Sometimes when I am faced with my own choices, I become increasingly thankful that I have the liberty and wherewithal to be in a position to make these choices.

Choice is a fundamental aspect of our humanity. I see people who lose this on a day to day basis and I see my role in the loss of this choice.

I don’t feel guilty because there is no responsibility attached to me personally. But I do reflect and think how can I make the process of the restriction of choices less overbearing. Some people don’t want to take a part in the processes and prefer to have decisions made for them. Last week, I visited someone who I have been seeing how regularly for about a year – she asked me to make a decision for her. As soon as I had said what, in my opinion, would be the best outcome, she nodded sadly.

I am not sure it was an answer she wanted to hear but it made me more aware that sometimes it can be easier to have others make choices for you but even choosing to delegate that responsibility to someone who you might know and trust – that is an equal essence of humanity.

image Iceman photograpy @ flickr

11 thoughts on “Choice

  1. Very interesting angle about delegating choice. Definately something I will reflect on in my own practice. Do you subscribe to the notion of a generational divide on the choice issue? I certainly feel there is a sharp difference between the relationship people have with the state and their expectations of it which depends on whether they are post-war or post-thatcher.

    • Yes, I think there is a difference. It works some way to explaining the poor take up with direct payments with older people as opposed to younger adults.

  2. This is a great post! I am a patient, and have had more than my fair share of experiences with force in social work. On the other hand, I can see that the social worker whom I consider most oppressive, who used a lot of authority to overpower me verbally and who at one point even threatened to file for limited guardianship if I didn’t sign a particular form (I don’t think she was serious about that), sincerely felt that she was doing all that she did in my best interest. However, this power play did cause me to have a long-lasting mistrust in social workers. I can imagine that it must feel wrong somehow for you as an SW, too, but if the client’s choices have seriously harmful consequences (which in my case they so far haven’t had, by the way),I can see that it is necessary to take away responsibility sometimes.

    • Thanks for the comment, Astrid. And authority, even when it is considered to be in someone’s best interest, is still authority and a type of power-play. I think that’s what makes me uncomfortable – for what it’s worth.

  3. Interesting and thoughtful post cb. Arguably these decisions should be made by people like yourself who don’t actually feel comfortable doing it. If you were comfortable and blase about it, then that would probably be quite worrying.
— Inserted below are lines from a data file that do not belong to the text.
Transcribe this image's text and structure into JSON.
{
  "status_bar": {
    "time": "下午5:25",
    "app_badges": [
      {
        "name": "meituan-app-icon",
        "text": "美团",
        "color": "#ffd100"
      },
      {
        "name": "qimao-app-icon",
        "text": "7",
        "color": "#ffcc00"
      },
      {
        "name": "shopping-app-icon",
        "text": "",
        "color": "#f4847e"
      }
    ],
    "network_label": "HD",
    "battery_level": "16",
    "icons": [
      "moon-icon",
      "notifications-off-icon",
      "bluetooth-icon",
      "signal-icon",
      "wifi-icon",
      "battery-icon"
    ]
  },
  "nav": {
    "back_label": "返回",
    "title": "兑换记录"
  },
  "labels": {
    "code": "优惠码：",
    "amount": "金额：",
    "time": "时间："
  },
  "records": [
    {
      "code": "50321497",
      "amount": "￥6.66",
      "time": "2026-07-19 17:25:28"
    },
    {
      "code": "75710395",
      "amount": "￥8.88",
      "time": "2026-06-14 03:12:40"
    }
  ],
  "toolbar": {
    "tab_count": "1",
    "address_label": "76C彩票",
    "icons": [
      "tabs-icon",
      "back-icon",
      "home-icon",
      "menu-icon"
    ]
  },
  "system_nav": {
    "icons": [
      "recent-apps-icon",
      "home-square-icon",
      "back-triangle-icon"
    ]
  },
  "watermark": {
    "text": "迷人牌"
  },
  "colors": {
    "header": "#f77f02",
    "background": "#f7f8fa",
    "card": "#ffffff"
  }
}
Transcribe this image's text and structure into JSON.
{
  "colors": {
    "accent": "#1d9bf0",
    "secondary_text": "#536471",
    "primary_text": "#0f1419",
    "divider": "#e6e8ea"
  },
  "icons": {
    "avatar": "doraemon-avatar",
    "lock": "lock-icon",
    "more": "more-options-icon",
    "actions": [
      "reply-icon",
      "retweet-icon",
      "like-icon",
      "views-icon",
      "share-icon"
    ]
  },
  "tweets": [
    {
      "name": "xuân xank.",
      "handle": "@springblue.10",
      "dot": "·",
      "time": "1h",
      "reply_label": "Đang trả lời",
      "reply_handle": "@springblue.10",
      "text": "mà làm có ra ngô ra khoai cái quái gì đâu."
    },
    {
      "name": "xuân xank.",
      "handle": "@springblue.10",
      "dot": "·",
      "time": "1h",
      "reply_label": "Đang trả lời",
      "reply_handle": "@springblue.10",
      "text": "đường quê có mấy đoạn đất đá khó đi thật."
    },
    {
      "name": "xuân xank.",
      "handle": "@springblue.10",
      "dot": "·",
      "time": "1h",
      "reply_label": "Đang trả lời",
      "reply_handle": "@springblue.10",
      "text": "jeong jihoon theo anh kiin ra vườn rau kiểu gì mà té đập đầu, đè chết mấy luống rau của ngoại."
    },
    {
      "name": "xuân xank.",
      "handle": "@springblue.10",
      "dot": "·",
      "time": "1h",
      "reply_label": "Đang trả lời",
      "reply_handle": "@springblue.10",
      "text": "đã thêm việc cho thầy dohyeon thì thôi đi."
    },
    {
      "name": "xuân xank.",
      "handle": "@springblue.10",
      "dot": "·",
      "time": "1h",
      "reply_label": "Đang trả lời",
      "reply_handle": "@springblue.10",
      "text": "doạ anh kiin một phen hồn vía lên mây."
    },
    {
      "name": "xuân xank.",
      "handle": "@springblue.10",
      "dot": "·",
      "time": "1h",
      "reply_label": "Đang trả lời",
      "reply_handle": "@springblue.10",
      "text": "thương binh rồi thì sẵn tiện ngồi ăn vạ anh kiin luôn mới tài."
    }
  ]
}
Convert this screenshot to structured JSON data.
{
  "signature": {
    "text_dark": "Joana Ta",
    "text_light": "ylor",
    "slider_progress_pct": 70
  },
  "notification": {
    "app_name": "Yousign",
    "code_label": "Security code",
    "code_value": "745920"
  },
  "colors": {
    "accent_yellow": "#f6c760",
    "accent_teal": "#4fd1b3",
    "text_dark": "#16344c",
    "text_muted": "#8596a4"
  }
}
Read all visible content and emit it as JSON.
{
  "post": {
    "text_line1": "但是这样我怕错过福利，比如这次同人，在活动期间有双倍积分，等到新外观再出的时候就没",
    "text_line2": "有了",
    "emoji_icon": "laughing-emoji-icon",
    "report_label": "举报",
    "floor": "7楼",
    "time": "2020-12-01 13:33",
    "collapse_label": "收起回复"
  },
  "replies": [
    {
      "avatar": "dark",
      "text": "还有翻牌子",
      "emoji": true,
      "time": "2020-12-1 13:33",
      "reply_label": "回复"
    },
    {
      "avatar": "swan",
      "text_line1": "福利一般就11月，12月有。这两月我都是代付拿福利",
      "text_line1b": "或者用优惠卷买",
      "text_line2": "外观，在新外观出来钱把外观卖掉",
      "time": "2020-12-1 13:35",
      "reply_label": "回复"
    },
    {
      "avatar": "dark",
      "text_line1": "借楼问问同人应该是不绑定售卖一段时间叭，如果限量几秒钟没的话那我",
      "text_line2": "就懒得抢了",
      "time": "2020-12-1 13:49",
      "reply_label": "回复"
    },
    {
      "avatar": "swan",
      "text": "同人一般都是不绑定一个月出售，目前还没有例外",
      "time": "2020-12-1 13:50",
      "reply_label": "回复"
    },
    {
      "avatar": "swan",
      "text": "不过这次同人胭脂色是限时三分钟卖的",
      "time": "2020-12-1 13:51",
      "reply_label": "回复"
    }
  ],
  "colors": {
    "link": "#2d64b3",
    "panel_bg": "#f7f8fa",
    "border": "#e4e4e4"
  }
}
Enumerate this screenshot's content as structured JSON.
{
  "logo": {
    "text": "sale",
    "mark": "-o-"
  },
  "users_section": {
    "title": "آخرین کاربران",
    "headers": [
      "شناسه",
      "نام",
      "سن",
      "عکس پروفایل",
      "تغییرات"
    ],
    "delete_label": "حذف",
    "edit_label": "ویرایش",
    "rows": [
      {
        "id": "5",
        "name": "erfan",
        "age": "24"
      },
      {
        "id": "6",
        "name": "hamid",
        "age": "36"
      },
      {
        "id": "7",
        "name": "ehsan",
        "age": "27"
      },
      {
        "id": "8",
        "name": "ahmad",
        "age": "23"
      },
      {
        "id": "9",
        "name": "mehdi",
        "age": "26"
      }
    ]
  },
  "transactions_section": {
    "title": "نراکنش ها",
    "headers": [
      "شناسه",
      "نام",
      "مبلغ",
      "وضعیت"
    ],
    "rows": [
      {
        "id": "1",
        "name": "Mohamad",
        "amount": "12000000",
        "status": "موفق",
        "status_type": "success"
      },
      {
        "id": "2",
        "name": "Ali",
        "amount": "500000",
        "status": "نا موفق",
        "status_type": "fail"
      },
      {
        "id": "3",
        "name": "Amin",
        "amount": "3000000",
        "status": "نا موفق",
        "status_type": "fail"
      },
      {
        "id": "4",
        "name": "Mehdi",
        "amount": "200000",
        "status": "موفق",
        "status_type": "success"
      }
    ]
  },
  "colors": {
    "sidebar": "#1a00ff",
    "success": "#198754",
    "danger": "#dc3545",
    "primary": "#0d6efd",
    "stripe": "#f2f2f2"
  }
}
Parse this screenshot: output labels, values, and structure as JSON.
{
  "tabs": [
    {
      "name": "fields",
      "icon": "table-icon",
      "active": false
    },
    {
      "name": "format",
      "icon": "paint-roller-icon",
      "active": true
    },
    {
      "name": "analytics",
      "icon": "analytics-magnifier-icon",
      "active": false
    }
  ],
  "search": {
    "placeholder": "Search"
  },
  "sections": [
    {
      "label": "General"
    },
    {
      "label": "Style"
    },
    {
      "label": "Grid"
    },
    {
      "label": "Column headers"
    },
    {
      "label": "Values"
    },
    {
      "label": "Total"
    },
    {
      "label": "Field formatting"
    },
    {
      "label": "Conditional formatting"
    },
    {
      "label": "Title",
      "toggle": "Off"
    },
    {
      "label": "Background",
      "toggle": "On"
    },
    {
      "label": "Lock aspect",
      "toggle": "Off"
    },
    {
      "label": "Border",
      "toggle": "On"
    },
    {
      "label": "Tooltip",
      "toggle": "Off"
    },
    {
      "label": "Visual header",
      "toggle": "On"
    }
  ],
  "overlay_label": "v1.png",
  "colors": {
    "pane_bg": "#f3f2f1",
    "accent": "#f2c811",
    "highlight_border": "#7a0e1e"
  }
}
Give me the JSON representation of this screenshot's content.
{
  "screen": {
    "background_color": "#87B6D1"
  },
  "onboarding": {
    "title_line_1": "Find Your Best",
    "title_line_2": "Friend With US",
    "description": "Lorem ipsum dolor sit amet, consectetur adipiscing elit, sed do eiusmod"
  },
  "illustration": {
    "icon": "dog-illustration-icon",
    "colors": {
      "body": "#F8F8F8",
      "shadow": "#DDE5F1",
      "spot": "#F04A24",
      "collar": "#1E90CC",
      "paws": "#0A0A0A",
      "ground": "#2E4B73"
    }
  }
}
    • I, however, can edit (a comment which will make no sense to anyone but Z!).
      Thanks.. and I completely agree about not wanting to be comfortable with the decision-making process – the discomfort invites reflection. Earlier this week, I met a worker in another team who told me how desperate she was to become an AMHP. I am always a little disarmed by people who actively and enthusiastically want to do that..

  4. Great post, cb! I think it’s so important to be thoughtful when we are offering people limited choices…it’s a huge responsibility and one I think we should be uncomfortable with.

  5. A very interesting series of comments, thanks for taking the time to share. I must admit that I am hoping to do my AMHP traing in a few months and I am really keen (but not desperate lol) to do it. I’m an RMN with 23 years experience, mostly in liaison/emergency psychiatry and CMHT. Everyone around says that this is something really positive that I am doing, or hoping to do. This isn’t because I want to run round detaining people but because of the experience that I have and what I hope I could contribute. I agree totally that discomfort can and should invite reflection, long may that be the case.

    All the very best.

    • Thanks, KJPR. I found the course (although I did the ASW training!) to be a fantastic learning experience although it was tough going at times (although I had nothing like your experience!). Good luck with it.

Comments are closed.